When I got to the station, I first checked out the bus stop outside, thinking perhaps that would be a better way to travel, as I hadn’t ever taken the metro before and had only a vague idea of where to get off (my Baku metro app was less than helpful here). But there wasn’t a station list or map in sight, only a TV screen, presumably touch-sensitive, and there were people sitting practically under it. I saw only Azerbaijani (although there probably were English and Russian buttons), it was a bit high up (and not well angled for a five foot person), and I just felt like using it would not only expose my foreigness much more publicly than I wanted, but also might require geographical knowledge I don’t have. I knew the metro was Soviet-era, and I’ve used a couple of those before, so I figured it was a safer bet.
Inside the metro was an information kiosk. I hit “English” and immediately regretted it, as it played an English voice loudly. But it did show where stations let out, enough that I figured going one station would save me a lot of time and actually drop me only about 3 or 4 blocks from my place (the other station, one further, I’d passed once before walking another 20 minutes home). Then I saw a kiosk for rides - but it required a card, and wouldn’t give me one for putting my 20 kopek coin in. Then a curious thing happened. I went to the kiosk thinking I could buy a single ride coin, the lady got a little frustrated with me (understandable, if a bit too quick), reached out and gave my coin to a guy using the kiosk. Well, he put the credit on his card, and another 20 kopeks from another stranger, and then led us to the turnstiles and flashed it at the sensors for each of us. I had seen other people putting money in on another’s card, but I hadn’t realized they were all strangers! This is really fascinating. It’s also kind of annoying; I’m going to have to use the metro a bunch more times to get to church, so I’d rather not rely on this method.
Anyway, tomorrow off walking around and seeing some sights. Hope you all had a lovely Fourth of July. I wore red white and blue for the day, of course, and the office offered their congratulations on the day.
Have a great week.

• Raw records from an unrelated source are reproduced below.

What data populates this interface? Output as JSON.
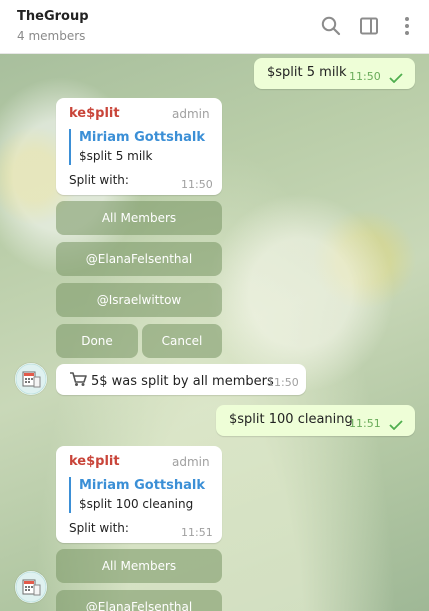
{
  "header": {
    "title": "TheGroup",
    "subtitle": "4 members",
    "icons": [
      "search-icon",
      "sidebar-toggle-icon",
      "more-vertical-icon"
    ]
  },
  "messages": {
    "m1": {
      "text": "$split 5 milk",
      "time": "11:50"
    },
    "m2": {
      "sender": "ke$plit",
      "role": "admin",
      "quote_name": "Miriam Gottshalk",
      "quote_text": "$split 5 milk",
      "body": "Split with:",
      "time": "11:50",
      "buttons": {
        "all": "All Members",
        "b1": "@ElanaFelsenthal",
        "b2": "@Israelwittow",
        "done": "Done",
        "cancel": "Cancel"
      }
    },
    "m3": {
      "text": "5$ was split by all members",
      "time": "11:50"
    },
    "m4": {
      "text": "$split 100 cleaning",
      "time": "11:51"
    },
    "m5": {
      "sender": "ke$plit",
      "role": "admin",
      "quote_name": "Miriam Gottshalk",
      "quote_text": "$split 100 cleaning",
      "body": "Split with:",
      "time": "11:51",
      "buttons": {
        "all": "All Members",
        "b1": "@ElanaFelsenthal"
      }
    }
  },
  "colors": {
    "sender": "#c9453a",
    "quote_accent": "#3b8fd6",
    "outgoing_bubble": "#eefed7",
    "read_check": "#4fae4e"
  }
}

*I've come to realize that somehow between my grandma saying vinegar's good for cleaning glass and my own discovery of its great properties in cooking apples, vinegar has become my equivalent to windex for Toula's dad in My Big Fat Greek Wedding.